The guidelines include recommendations that pediatricians spend some time alone with their patients to assess their mental health, as well as talk separately with a parent or caregiver.
This is an important step, because teens may not want to open up about how they are feeling while a parent is in the room. I am already noticing this with my 10-year-old son, who did not want to talk to his doctor about being bullied at school with his family in the room.
If the doctor determines that the teen has moderate or severe depression, the pediatrician can offer treatment or consultation with a mental health specialist.
Recent surveys indicate that as many as one in five teens suffers from clinical depression. Rates of suicide among this age group have increased as well, nearly tripling since 1960.
These heartbreaking statistics are sparking important conversations nationwide. A Time magazine article titled, Teen Depression and Anxiety: Why the Kids Are Not Alright points to many possible causes of this rate of increase among teens today:
“They are the post-9/11 generation, raised in an era of economic and national insecurity. They’ve never known a time when terrorism and school shootings weren’t the norm. They grew up watching their parents weather a severe recession, and, perhaps most important, they hit puberty at a time when technology and social media were transforming society.”
The influence of social media cannot be understated. Teens today face constant stimuli from technology and many become addicted; they also may experience cyberbullying that can be brutal and relentless.
But while more screening from doctors is important, parents should also be mindful at home. If we are going to combat this plague amongst our young people, we need to be vigilant and start asking important questions long before our kids become teenagers. The pediatrician for our three boys is already starting to ask these questions in simple terms, and my husband and I are speaking openly and honestly with them at home as well.
Society is finally waking up to the mental health crisis in America, and starting to take action. Along with these new recommendations for pediatricians, the senate also recently passed the “Bringing Postpartum Depression Out of the Shadows Act” — an important step, considering that experts estimate that 600,000 women will suffer from postpartum depression each year. (That’s 1 out of 7 new moms.) However, only 15 percent will receive treatment.
I experienced postpartum depression, and was one of those women who didn’t receive treatment until my baby was almost 2 years old. When I finally talked to my doctor, I was diagnosed with major depressive disorder.

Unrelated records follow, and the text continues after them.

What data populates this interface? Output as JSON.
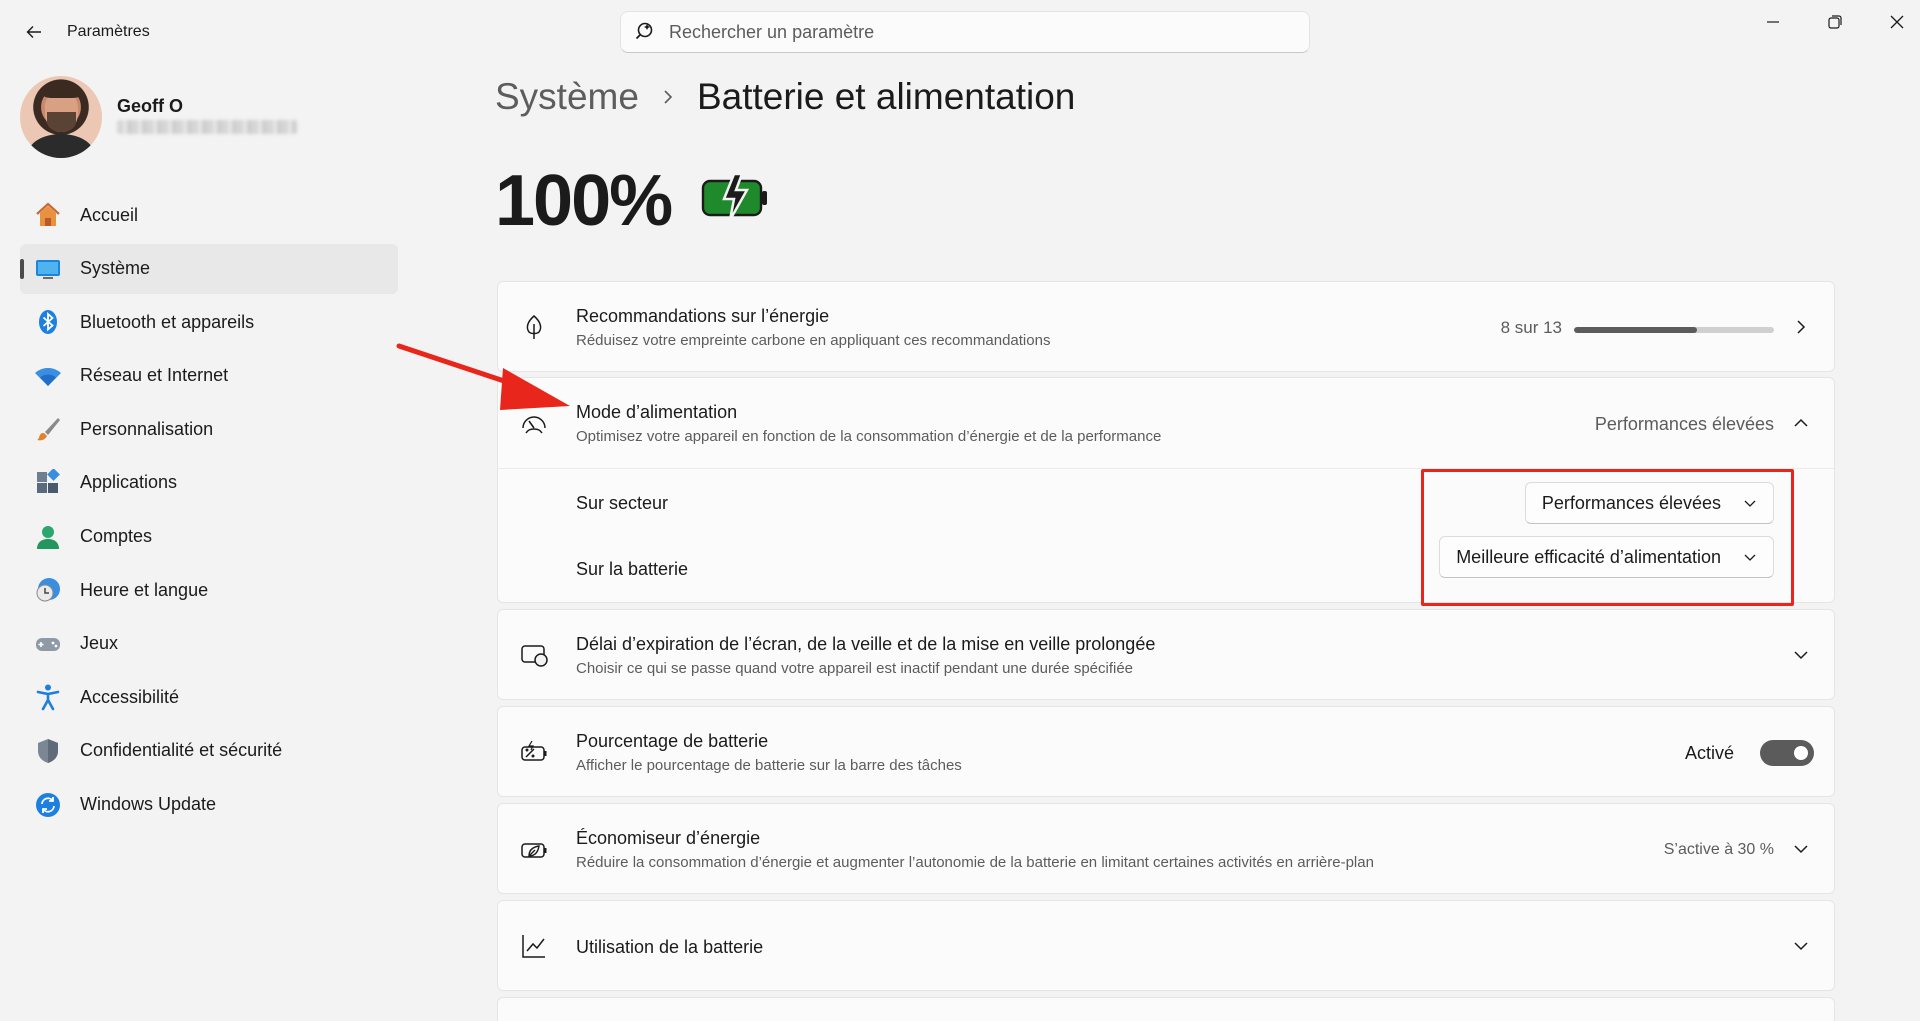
{
  "window": {
    "app_title": "Paramètres",
    "icons": {
      "back": "back-arrow-icon",
      "minimize": "minimize-icon",
      "maximize": "restore-icon",
      "close": "close-icon"
    }
  },
  "search": {
    "placeholder": "Rechercher un paramètre",
    "icon": "search-icon"
  },
  "profile": {
    "name": "Geoff O"
  },
  "sidebar": {
    "items": [
      {
        "label": "Accueil",
        "icon": "home-icon"
      },
      {
        "label": "Système",
        "icon": "system-icon",
        "active": true
      },
      {
        "label": "Bluetooth et appareils",
        "icon": "bluetooth-icon"
      },
      {
        "label": "Réseau et Internet",
        "icon": "wifi-icon"
      },
      {
        "label": "Personnalisation",
        "icon": "brush-icon"
      },
      {
        "label": "Applications",
        "icon": "apps-icon"
      },
      {
        "label": "Comptes",
        "icon": "account-icon"
      },
      {
        "label": "Heure et langue",
        "icon": "clock-globe-icon"
      },
      {
        "label": "Jeux",
        "icon": "gamepad-icon"
      },
      {
        "label": "Accessibilité",
        "icon": "accessibility-icon"
      },
      {
        "label": "Confidentialité et sécurité",
        "icon": "shield-icon"
      },
      {
        "label": "Windows Update",
        "icon": "update-icon"
      }
    ]
  },
  "breadcrumb": {
    "parent": "Système",
    "current": "Batterie et alimentation"
  },
  "battery": {
    "percent": "100%",
    "icon": "battery-charging-icon",
    "accent": "#1f8a2b"
  },
  "cards": {
    "energy": {
      "title": "Recommandations sur l’énergie",
      "desc": "Réduisez votre empreinte carbone en appliquant ces recommandations",
      "progress_text": "8 sur 13",
      "progress_fraction": 0.615,
      "icon": "leaf-icon"
    },
    "power_mode": {
      "title": "Mode d’alimentation",
      "desc": "Optimisez votre appareil en fonction de la consommation d’énergie et de la performance",
      "value": "Performances élevées",
      "icon": "gauge-icon",
      "rows": [
        {
          "label": "Sur secteur",
          "value": "Performances élevées"
        },
        {
          "label": "Sur la batterie",
          "value": "Meilleure efficacité d’alimentation"
        }
      ]
    },
    "screen_timeout": {
      "title": "Délai d’expiration de l’écran, de la veille et de la mise en veille prolongée",
      "desc": "Choisir ce qui se passe quand votre appareil est inactif pendant une durée spécifiée",
      "icon": "screen-sleep-icon"
    },
    "battery_percent": {
      "title": "Pourcentage de batterie",
      "desc": "Afficher le pourcentage de batterie sur la barre des tâches",
      "state": "Activé",
      "icon": "battery-percent-icon"
    },
    "saver": {
      "title": "Économiseur d’énergie",
      "desc": "Réduire la consommation d’énergie et augmenter l’autonomie de la batterie en limitant certaines activités en arrière-plan",
      "value": "S’active à 30 %",
      "icon": "battery-saver-icon"
    },
    "usage": {
      "title": "Utilisation de la batterie",
      "icon": "chart-line-icon"
    }
  },
  "colors": {
    "annotation": "#e8261c",
    "toggle_on": "#5b5b5b"
  }
}
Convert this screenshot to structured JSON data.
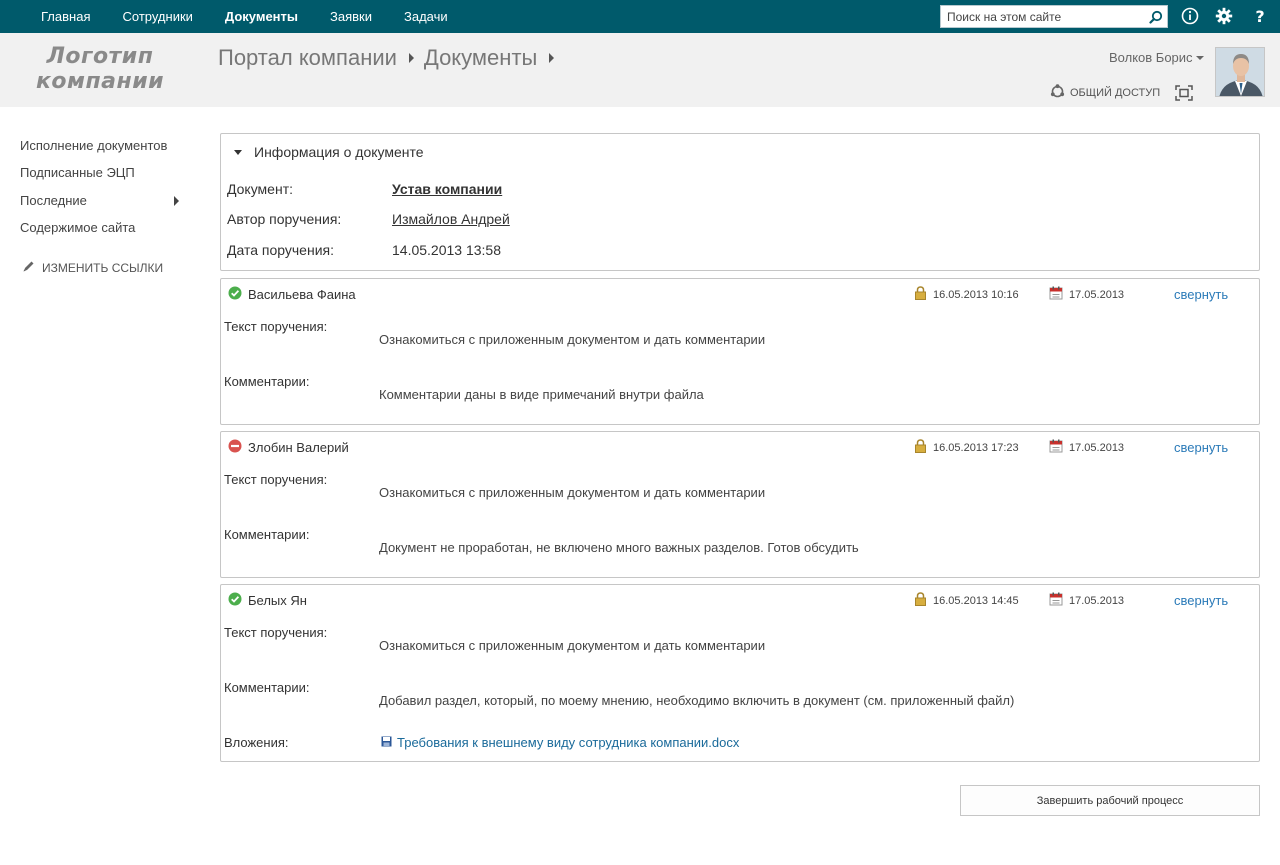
{
  "topnav": {
    "items": [
      {
        "label": "Главная",
        "active": false
      },
      {
        "label": "Сотрудники",
        "active": false
      },
      {
        "label": "Документы",
        "active": true
      },
      {
        "label": "Заявки",
        "active": false
      },
      {
        "label": "Задачи",
        "active": false
      }
    ],
    "search_placeholder": "Поиск на этом сайте",
    "icons": [
      "search-icon",
      "info-icon",
      "gear-icon",
      "help-icon"
    ]
  },
  "header": {
    "logo_line1": "Логотип",
    "logo_line2": "компании",
    "breadcrumb": [
      "Портал компании",
      "Документы"
    ],
    "user_name": "Волков Борис",
    "share_label": "ОБЩИЙ ДОСТУП"
  },
  "sidebar": {
    "items": [
      {
        "label": "Исполнение документов",
        "has_arrow": false
      },
      {
        "label": "Подписанные ЭЦП",
        "has_arrow": false
      },
      {
        "label": "Последние",
        "has_arrow": true
      },
      {
        "label": "Содержимое сайта",
        "has_arrow": false
      }
    ],
    "edit_links_label": "ИЗМЕНИТЬ ССЫЛКИ"
  },
  "document_info": {
    "title": "Информация о документе",
    "document_label": "Документ:",
    "document_value": "Устав компании",
    "author_label": "Автор поручения:",
    "author_value": "Измайлов Андрей",
    "date_label": "Дата поручения:",
    "date_value": "14.05.2013 13:58"
  },
  "tasks": [
    {
      "assignee": "Васильева Фаина",
      "status": "approved",
      "completed": "16.05.2013 10:16",
      "due": "17.05.2013",
      "collapse_label": "свернуть",
      "text_label": "Текст поручения:",
      "text": "Ознакомиться с приложенным документом и дать комментарии",
      "comment_label": "Комментарии:",
      "comment": "Комментарии даны в виде примечаний внутри файла"
    },
    {
      "assignee": "Злобин Валерий",
      "status": "rejected",
      "completed": "16.05.2013 17:23",
      "due": "17.05.2013",
      "collapse_label": "свернуть",
      "text_label": "Текст поручения:",
      "text": "Ознакомиться с приложенным документом и дать комментарии",
      "comment_label": "Комментарии:",
      "comment": "Документ не проработан, не включено много важных разделов. Готов обсудить"
    },
    {
      "assignee": "Белых Ян",
      "status": "approved",
      "completed": "16.05.2013 14:45",
      "due": "17.05.2013",
      "collapse_label": "свернуть",
      "text_label": "Текст поручения:",
      "text": "Ознакомиться с приложенным документом и дать комментарии",
      "comment_label": "Комментарии:",
      "comment": "Добавил раздел, который, по  моему мнению, необходимо включить в документ (см. приложенный файл)",
      "attachments_label": "Вложения:",
      "attachment": "Требования к внешнему виду сотрудника компании.docx"
    }
  ],
  "finish_button": "Завершить рабочий процесс",
  "colors": {
    "topbar": "#005a6b",
    "header_band": "#f1f1f1",
    "link": "#2a7ab8",
    "approved": "#4cae4c",
    "rejected": "#d9534f"
  }
}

There is hope to be found in the many treatments available for depression. If we can screen our children early and often, we can better help our kids and hopefully turn these disturbing rates of increase around.